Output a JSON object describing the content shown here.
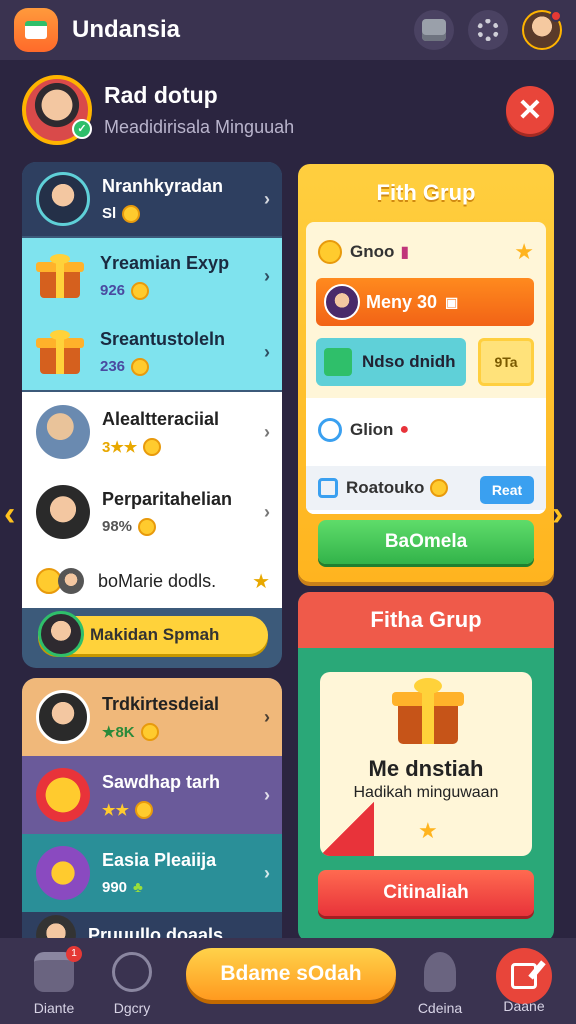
{
  "app": {
    "title": "Undansia"
  },
  "profile": {
    "name": "Rad dotup",
    "subtitle": "Meadidirisala Minguuah"
  },
  "left_list": [
    {
      "title": "Nranhkyradan",
      "value": "Sl"
    },
    {
      "title": "Yreamian Exyp",
      "value": "926"
    },
    {
      "title": "Sreantustoleln",
      "value": "236"
    },
    {
      "title": "Alealtteraciial",
      "value": "3★★"
    },
    {
      "title": "Perparitahelian",
      "value": "98%"
    },
    {
      "title": "boMarie dodls."
    }
  ],
  "left_pill": {
    "label": "Makidan Spmah"
  },
  "left_list2": [
    {
      "title": "Trdkirtesdeial",
      "value": "★8K"
    },
    {
      "title": "Sawdhap tarh",
      "value": "★★"
    },
    {
      "title": "Easia Pleaiija",
      "value": "990"
    },
    {
      "title": "Pruuullo doaals"
    }
  ],
  "card1": {
    "title": "Fith Grup",
    "row1": "Gnoo",
    "orange": "Meny 30",
    "teal": "Ndso dnidh",
    "tag": "9Ta",
    "row4": "Glion",
    "row5": "Roatouko",
    "blue_btn": "Reat",
    "green_btn": "BaOmela"
  },
  "card2": {
    "header": "Fitha Grup",
    "title": "Me dnstiah",
    "subtitle": "Hadikah minguwaan",
    "button": "Citinaliah"
  },
  "bottom_nav": {
    "item1": "Diante",
    "item2": "Dgcry",
    "play": "Bdame sOdah",
    "item4": "Cdeina",
    "item5": "Daane"
  },
  "colors": {
    "accent": "#ffb41f",
    "danger": "#e8453a",
    "success": "#32b34a"
  }
}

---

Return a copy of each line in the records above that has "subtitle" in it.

    "subtitle": "Meadidirisala Minguuah"
    "subtitle": "Hadikah minguwaan",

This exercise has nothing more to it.